**What you should do:**
Reproduce the lines of the material exactly, excluding every image.

:: Material provided ::

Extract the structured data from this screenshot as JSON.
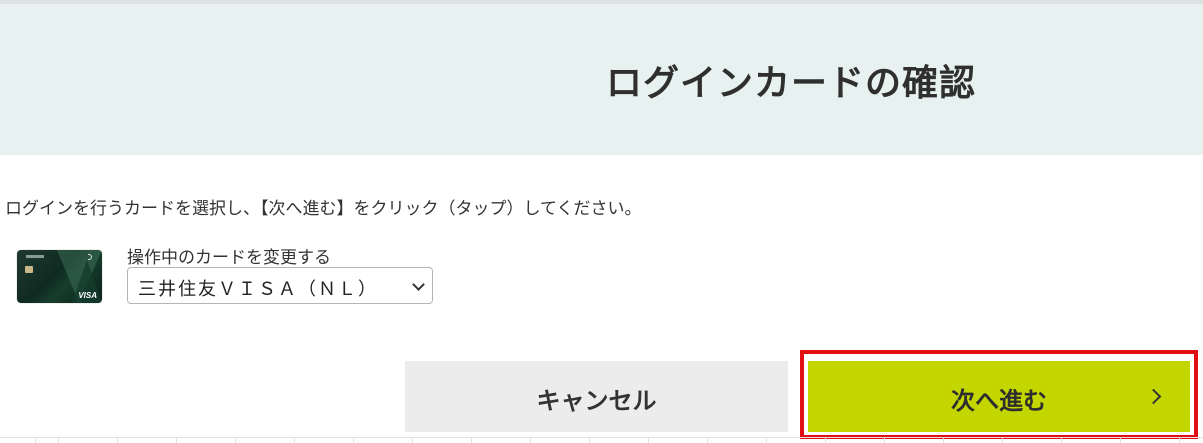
{
  "header": {
    "title": "ログインカードの確認",
    "background_color": "#e7f1f0"
  },
  "instruction": "ログインを行うカードを選択し、【次へ進む】をクリック（タップ）してください。",
  "card": {
    "image_icon": "credit-card-image",
    "brand_mark": "VISA"
  },
  "card_select": {
    "label": "操作中のカードを変更する",
    "selected_value": "三井住友ＶＩＳＡ（ＮＬ）"
  },
  "buttons": {
    "cancel_label": "キャンセル",
    "next_label": "次へ進む",
    "next_color": "#c4d600",
    "cancel_color": "#ececec"
  },
  "annotation": {
    "highlight_color": "#e10f13"
  }
}
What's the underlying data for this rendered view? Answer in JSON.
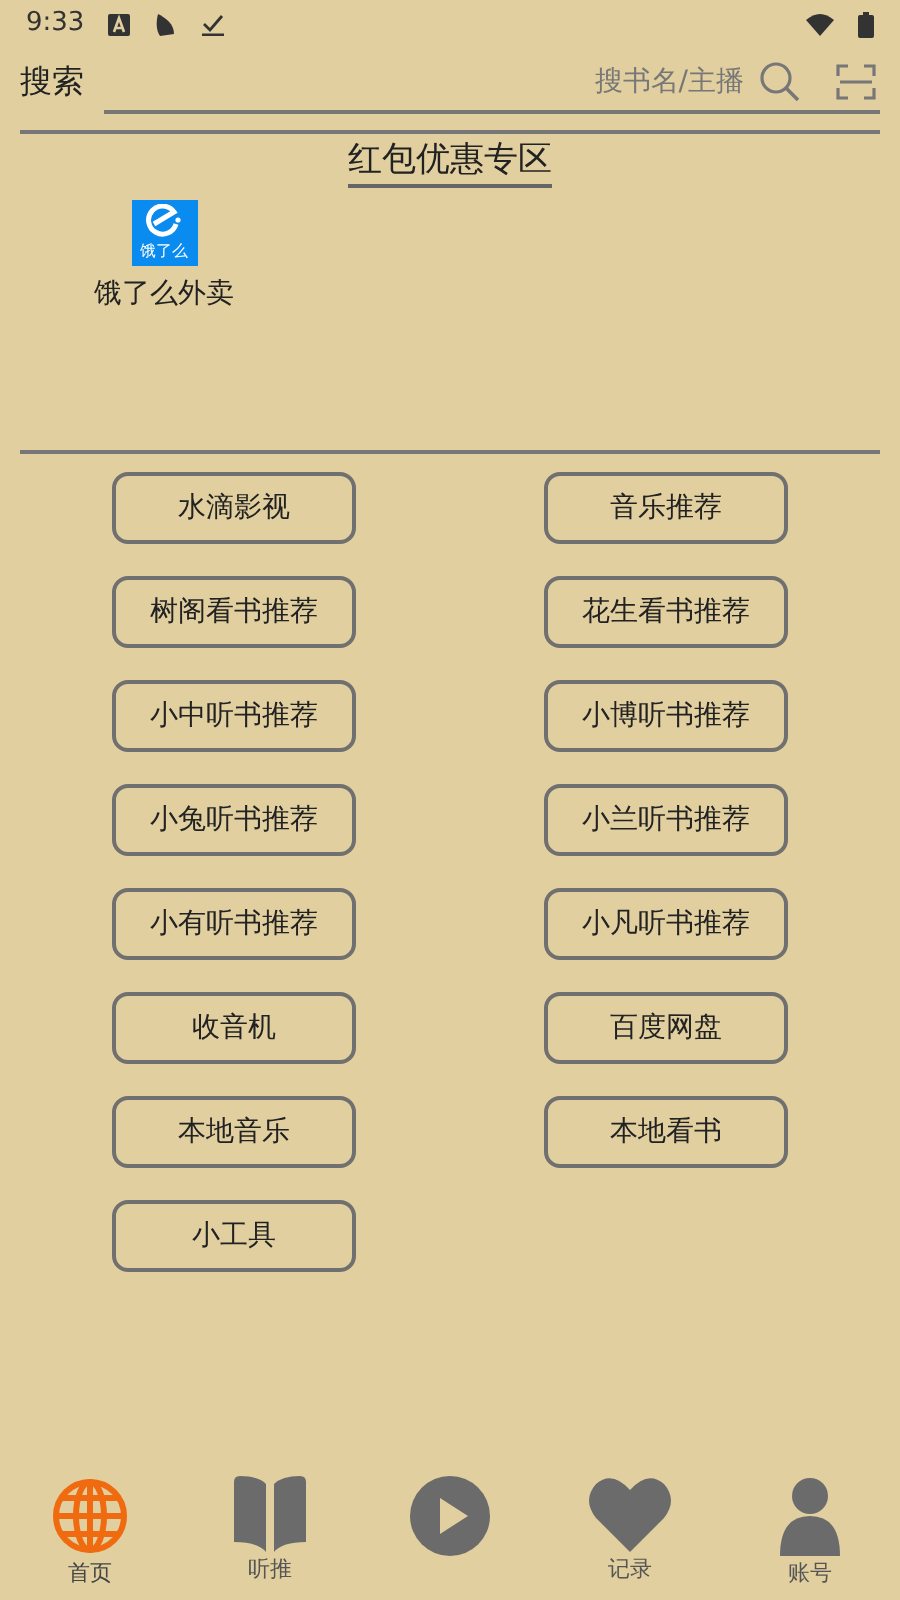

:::

**Task response:**
Extract the structured data from this screenshot as JSON.
{
  "header": {
    "title": "ログインカードの確認",
    "background_color": "#e7f1f0"
  },
  "instruction": "ログインを行うカードを選択し、【次へ進む】をクリック（タップ）してください。",
  "card": {
    "image_icon": "credit-card-image",
    "brand_mark": "VISA"
  },
  "card_select": {
    "label": "操作中のカードを変更する",
    "selected_value": "三井住友ＶＩＳＡ（ＮＬ）"
  },
  "buttons": {
    "cancel_label": "キャンセル",
    "next_label": "次へ進む",
    "next_color": "#c4d600",
    "cancel_color": "#ececec"
  },
  "annotation": {
    "highlight_color": "#e10f13"
  }
}
What's the underlying data for this rendered view? Answer in JSON.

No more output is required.